12 April 2011



This is a picture of the organism responsible for so much misery in so many people – salmonella.

The answer to the question I posed yesterday is :

Yes, we ate the cooked meat and enjoyed it.  I didn’t tell Nick about my misgivings until the next day when any risk of illness would have passed.

There has been paranoia about food poisoning in the UK ever since the South Derbyshire MP, Edwina Currie, announced on TV in 1988 that the whole of the British egg production was contaminated with salmonella.  Food poisoning has to be taken seriously as it doesn’t just cause a few hours’ misery – for some it is deadly.  Every so often there are reports in the media about scores of people dying as a result of eating contaminated food.

I was prepared to take the risk with my cooked meat on that day as I feel the problem is largely due to a combination of provenance and bad practice.  I guessed that the likelihood of a village butcher poisoning his customers was probably quite low.

On the other hand, if you get chicken from an unknown source you can’t be too careful, so if I buy supermarket chicken I stick firmly to the recommended rules.  Looking like a nerd who’s paranoid about food poisoning is one thing – looking like death with awful diarrhoea is worse.  But it’s all a question of balance.

The fondness of the French for raw or partly cooked meat is slightly unsettling, as is the general impression I have that some shops and restaurants don’t always seem to follow the practices that are very visible in the UK to prevent food poisoning.  We once stayed in a French hotel where there were two large tarts, one sweet, one savoury, on a side table in the restaurant all afternoon, uncovered by anything but the little swarms of flies that visited every few moments.  They were on the menu for dinner that evening.

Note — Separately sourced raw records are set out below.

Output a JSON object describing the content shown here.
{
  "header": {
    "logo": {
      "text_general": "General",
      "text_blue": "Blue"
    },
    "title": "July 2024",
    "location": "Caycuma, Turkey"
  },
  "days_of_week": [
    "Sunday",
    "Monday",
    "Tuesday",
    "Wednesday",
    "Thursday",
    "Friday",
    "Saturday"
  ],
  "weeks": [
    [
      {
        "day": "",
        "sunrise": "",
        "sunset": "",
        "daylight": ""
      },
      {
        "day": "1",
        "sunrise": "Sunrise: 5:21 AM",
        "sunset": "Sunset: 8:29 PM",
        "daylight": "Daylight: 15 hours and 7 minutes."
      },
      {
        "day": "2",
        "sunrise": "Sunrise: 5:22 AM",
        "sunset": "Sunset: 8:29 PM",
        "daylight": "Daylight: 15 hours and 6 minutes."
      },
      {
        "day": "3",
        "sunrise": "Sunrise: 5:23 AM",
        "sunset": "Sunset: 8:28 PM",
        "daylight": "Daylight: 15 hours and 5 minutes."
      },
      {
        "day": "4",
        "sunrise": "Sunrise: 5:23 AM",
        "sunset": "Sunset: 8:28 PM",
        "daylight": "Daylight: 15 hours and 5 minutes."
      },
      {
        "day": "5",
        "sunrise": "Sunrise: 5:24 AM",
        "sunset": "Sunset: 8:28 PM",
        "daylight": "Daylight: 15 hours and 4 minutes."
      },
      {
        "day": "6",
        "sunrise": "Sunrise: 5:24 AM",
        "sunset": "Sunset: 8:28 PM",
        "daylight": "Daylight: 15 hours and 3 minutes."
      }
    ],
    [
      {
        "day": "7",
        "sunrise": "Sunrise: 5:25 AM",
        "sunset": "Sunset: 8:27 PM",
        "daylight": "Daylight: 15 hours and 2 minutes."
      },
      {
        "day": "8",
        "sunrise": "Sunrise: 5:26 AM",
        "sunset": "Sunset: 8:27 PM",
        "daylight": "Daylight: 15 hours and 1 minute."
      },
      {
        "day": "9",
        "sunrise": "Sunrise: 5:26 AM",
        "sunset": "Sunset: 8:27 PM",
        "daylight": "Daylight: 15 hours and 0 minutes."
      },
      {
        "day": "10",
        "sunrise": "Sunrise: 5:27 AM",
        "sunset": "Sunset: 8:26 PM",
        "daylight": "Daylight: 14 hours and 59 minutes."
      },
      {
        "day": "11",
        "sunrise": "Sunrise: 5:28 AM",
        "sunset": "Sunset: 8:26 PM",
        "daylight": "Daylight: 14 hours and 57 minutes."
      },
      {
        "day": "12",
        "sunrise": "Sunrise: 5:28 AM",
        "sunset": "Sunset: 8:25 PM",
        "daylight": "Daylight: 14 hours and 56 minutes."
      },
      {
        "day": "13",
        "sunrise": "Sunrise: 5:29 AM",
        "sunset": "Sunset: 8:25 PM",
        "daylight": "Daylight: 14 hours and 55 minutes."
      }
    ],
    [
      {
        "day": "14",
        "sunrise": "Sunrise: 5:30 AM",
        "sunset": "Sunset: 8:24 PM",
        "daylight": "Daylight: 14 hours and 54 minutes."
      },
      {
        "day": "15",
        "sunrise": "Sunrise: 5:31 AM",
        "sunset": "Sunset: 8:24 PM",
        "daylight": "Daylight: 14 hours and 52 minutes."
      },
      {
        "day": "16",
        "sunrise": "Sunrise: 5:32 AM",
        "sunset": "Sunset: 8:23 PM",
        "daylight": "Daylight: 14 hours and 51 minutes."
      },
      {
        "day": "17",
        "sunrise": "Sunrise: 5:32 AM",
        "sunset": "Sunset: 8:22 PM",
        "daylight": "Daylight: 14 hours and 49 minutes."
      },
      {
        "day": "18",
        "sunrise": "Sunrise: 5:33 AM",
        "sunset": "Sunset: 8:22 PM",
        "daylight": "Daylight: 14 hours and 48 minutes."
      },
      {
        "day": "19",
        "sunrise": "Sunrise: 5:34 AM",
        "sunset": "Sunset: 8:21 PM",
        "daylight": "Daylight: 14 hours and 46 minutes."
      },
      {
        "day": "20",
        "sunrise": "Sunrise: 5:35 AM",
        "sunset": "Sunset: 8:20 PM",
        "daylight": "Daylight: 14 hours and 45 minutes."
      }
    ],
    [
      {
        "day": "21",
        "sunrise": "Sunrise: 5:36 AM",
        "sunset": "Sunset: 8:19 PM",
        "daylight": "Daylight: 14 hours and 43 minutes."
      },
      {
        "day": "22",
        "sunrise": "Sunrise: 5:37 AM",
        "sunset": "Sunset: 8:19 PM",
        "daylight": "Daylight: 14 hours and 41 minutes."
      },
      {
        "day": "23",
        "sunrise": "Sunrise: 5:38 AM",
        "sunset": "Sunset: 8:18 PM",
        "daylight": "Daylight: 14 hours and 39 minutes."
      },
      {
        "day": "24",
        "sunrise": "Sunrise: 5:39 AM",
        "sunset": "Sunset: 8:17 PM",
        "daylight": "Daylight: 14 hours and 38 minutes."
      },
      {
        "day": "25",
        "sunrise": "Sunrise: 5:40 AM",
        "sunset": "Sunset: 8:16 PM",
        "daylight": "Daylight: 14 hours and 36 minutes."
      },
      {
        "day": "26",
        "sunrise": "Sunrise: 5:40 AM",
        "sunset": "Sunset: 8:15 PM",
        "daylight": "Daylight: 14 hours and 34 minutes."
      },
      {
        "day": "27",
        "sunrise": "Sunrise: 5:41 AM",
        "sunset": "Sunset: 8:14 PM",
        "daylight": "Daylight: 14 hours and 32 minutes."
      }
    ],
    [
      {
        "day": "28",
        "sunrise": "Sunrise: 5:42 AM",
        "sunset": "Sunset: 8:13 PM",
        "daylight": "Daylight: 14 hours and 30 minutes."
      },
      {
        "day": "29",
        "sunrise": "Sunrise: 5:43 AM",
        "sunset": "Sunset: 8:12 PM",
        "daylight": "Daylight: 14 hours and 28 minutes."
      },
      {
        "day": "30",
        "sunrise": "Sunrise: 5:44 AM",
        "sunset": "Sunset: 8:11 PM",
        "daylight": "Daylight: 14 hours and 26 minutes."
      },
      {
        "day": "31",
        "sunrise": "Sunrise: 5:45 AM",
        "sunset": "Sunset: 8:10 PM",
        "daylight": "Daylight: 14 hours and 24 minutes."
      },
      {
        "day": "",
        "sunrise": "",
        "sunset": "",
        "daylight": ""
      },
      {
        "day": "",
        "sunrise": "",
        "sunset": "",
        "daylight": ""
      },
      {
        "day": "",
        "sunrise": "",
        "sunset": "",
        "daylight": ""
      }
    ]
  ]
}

Yet at an event I attended in the UK not long ago, all the food on the buffet was removed and disposed of once it had been on display for more than two hours.  The sublime to the ridiculous in terms of food hygiene but somewhere in between lies common sense.  Or is it training?

But then, even places that seem to have followed all the rules and regulations to the letter still poison people if something goes wrong.  And life is an adventure or nothing.  If I had never taken any risks in my life, I would not have had half the fun that I have so far.

On the other, other hand, it’s not  worth loading the odds against ourselves either.  So what ever seems right on the day is fine by me and if I come unstuck, tant pis.


  1. absolutely agree--look for the middle road and apply some plain common sense.

  2. I read these two postings together so I missed the opportunity to comment before I knew the outcome! :-)

    You did what I thought but I have had to teach myself not to get too hung up about food hygeine of others. I am VERY particular about it myself but you'd never go anywhere if you worried too much about it.

  3. The more I read about food hygiene the more I worry. When I cook meat for myself it is always overcooked, but if I go to a restaurant for a steak, I like it rare.

  4. I'm jittery as well about uncooked meat and the handling of it as I cook it after years of worry drilled into me by the UK media. But I have managed not to get phobic!

  5. And here I though this post would be about (French) mushrooms. There are mushrooms which will kill you quite quickly. If you're going to eat mushrooms, be careful!

  6. Sometimes being too clean is where the problem is at. I once saw my mom washing her raw chicken with some special chicken soap in the USA...I prefer a few French germs to soap bubbles.
    Ps I've never had a food born illness after 20 years of eating in France, including raw eggs in mayo and mousse.

  7. I have to agree that I usually take care with chicken. My beef though must be raw or bleu :-) Diane

  8. Sensible advice Jean.

    I remember a post you did some time ago about toilet facilities within restaurants.

    Now if this could be sorted.......!

  9. Yes, good common sense. It depends on circumstances too. I'm much more cautious if I'm serving food to the very young, the very old, pregnant women, anyone with a compromised immune system -- no raw or half-cooked eggs for example. But for healthy adults, anything goes :)

    Well, almost. I still remember the bout of dire food poisoning we suffered from on holiday in Germany after eating a ham sandwich in a hotel. Not an experience I would care to repeat. And in general I am picky about the provenance of my meat products -- I don't buy the battery chickens and prepackaged meat in supermarkets for example. Then again, when you eat in restaurants, you never know ...

    PS washing chicken with soap! Ugh.